Signing up to the campaign is simple. You’ll be able to choose your start date when you sign up to the challenge, meaning you can begin the seven days at any time. The campaign offers a fun entry point into veganism, where you can find plenty of support and guidance. You’ll receive an email every day with new recipes, tips and information, so you’re less likely to fall off the wagon. Louise comments: “It’s quite a transformative thing to do and I appreciate that not everyone is going to be able to do that over night, so starting with a seven day challenge or cutting down gradually is a good way to get on that vegan journey.”

If you’re ready to Plate Up for the Planet, then you can sign up here. Alternatively, if you’re still curious about the relationship between animal agriculture and its effect on global warming, then why not read on for more information.

Plate Up for the Planet
Comments (2)

Alice Fell

about 1 year ago

Neat article. Makes me want to change even mire than before. I'm planning on going pescatarian as soon as I live on my own and to slowly try to get into veganism from there. Right now I'm replacing a lot of meat with plain veggies and eating meat much less often than before. Now I don't really have a choice any more because I'm developing intolerances to meat and things made with meat, and it's making me painfully sick. Morally I also really want to be better to animals and to the planet, and I am happy to be gradually hopping on the kindness bandwagon.


about 1 year ago

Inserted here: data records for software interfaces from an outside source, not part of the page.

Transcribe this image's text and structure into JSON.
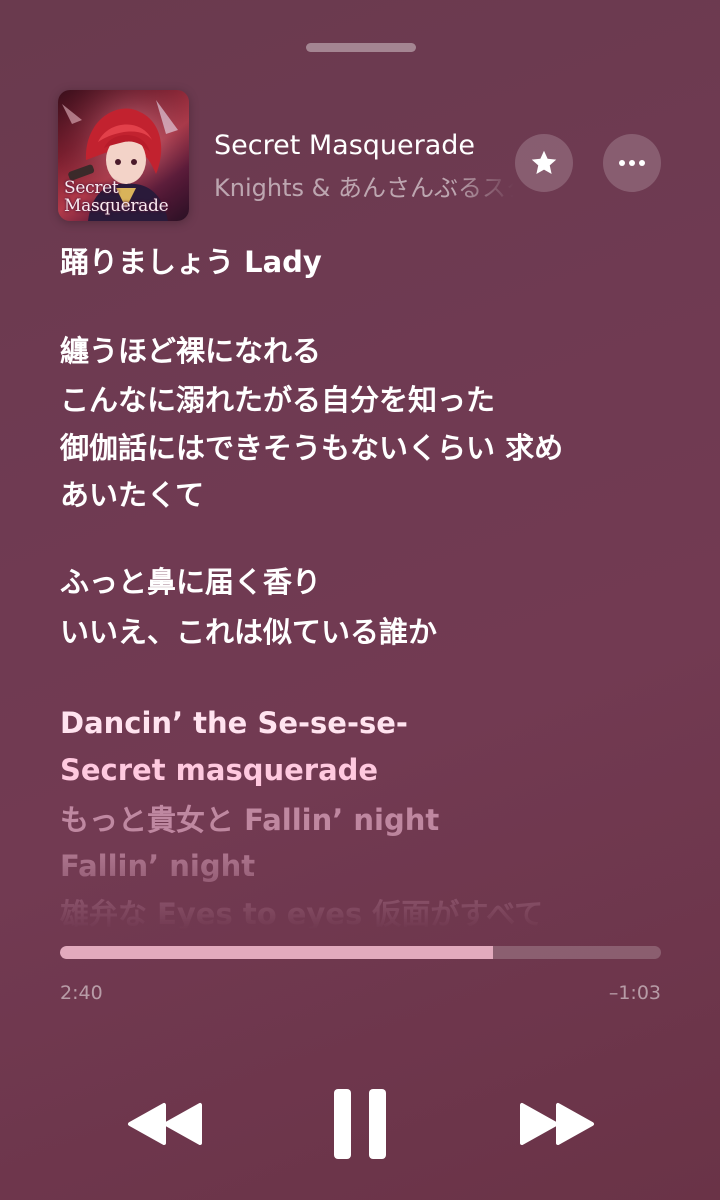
{
  "player": {
    "song_title": "Secret Masquerade",
    "artist": "Knights & あんさんぶるスターズ！！",
    "album_art_text": [
      "Secret",
      "Masquerade"
    ],
    "progress_fraction": 0.72,
    "elapsed": "2:40",
    "remaining": "–1:03"
  },
  "lyrics": [
    "踊りましょう Lady",
    "纏うほど裸になれる",
    "こんなに溺れたがる自分を知った",
    "御伽話にはできそうもないくらい 求め",
    "あいたくて",
    "ふっと鼻に届く香り",
    "いいえ、これは似ている誰か",
    "Dancin’ the Se-se-se-",
    "Secret masquerade",
    "もっと貴女と Fallin’ night",
    "Fallin’ night",
    "雄弁な Eyes to eyes 仮面がすべて"
  ],
  "icons": {
    "favorite": "star-icon",
    "more": "ellipsis-icon",
    "rewind": "rewind-icon",
    "pause": "pause-icon",
    "forward": "fast-forward-icon"
  },
  "colors": {
    "background": "#6f3a52",
    "progress_fill": "#e2aabd",
    "active_lyric": "#ffe3ef"
  }
}
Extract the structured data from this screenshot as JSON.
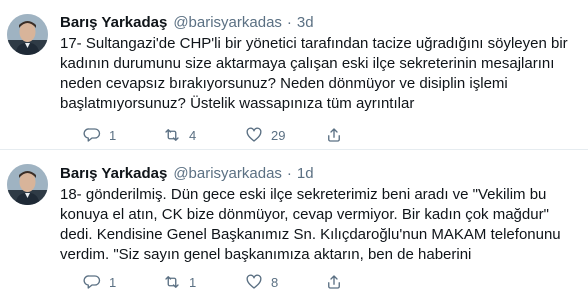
{
  "tweets": [
    {
      "author_name": "Barış Yarkadaş",
      "handle": "@barisyarkadas",
      "separator": "·",
      "time": "3d",
      "lines": [
        "17- Sultangazi'de CHP'li bir yönetici tarafından tacize uğradığını söyleyen bir",
        "kadının durumunu size aktarmaya çalışan eski ilçe sekreterinin mesajlarını",
        "neden cevapsız bırakıyorsunuz? Neden dönmüyor ve disiplin işlemi",
        "başlatmıyorsunuz? Üstelik wassapınıza tüm ayrıntılar"
      ],
      "reply_count": "1",
      "retweet_count": "4",
      "like_count": "29"
    },
    {
      "author_name": "Barış Yarkadaş",
      "handle": "@barisyarkadas",
      "separator": "·",
      "time": "1d",
      "lines": [
        "18- gönderilmiş. Dün gece eski ilçe sekreterimiz beni aradı ve \"Vekilim bu",
        "konuya el atın, CK bize dönmüyor, cevap vermiyor. Bir kadın çok mağdur\"",
        "dedi. Kendisine Genel Başkanımız Sn. Kılıçdaroğlu'nun MAKAM telefonunu",
        "verdim. \"Siz sayın genel başkanımıza aktarın, ben de haberini"
      ],
      "reply_count": "1",
      "retweet_count": "1",
      "like_count": "8"
    }
  ],
  "icons": {
    "reply": "reply-icon",
    "retweet": "retweet-icon",
    "like": "heart-icon",
    "share": "share-icon"
  },
  "colors": {
    "text": "#0f1419",
    "secondary": "#5b7083",
    "divider": "#e6ecf0"
  }
}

It's certainly not THE answer. The one thing vegan I distracts from is the biggest impact on this planet: overpopulation. I've always said there's nothing more hypocritical than a vegan with 2 or more children. If every couple had one child the we wouldn't even have to go vegan in the first place. The whole reason battery farming exists is because of supply and demand, and demand is growing. All these people need land for housing and food, so less land equals battery farming. Going vegan can make a slight difference but it is, in most cases, a total cop out from taking responsibility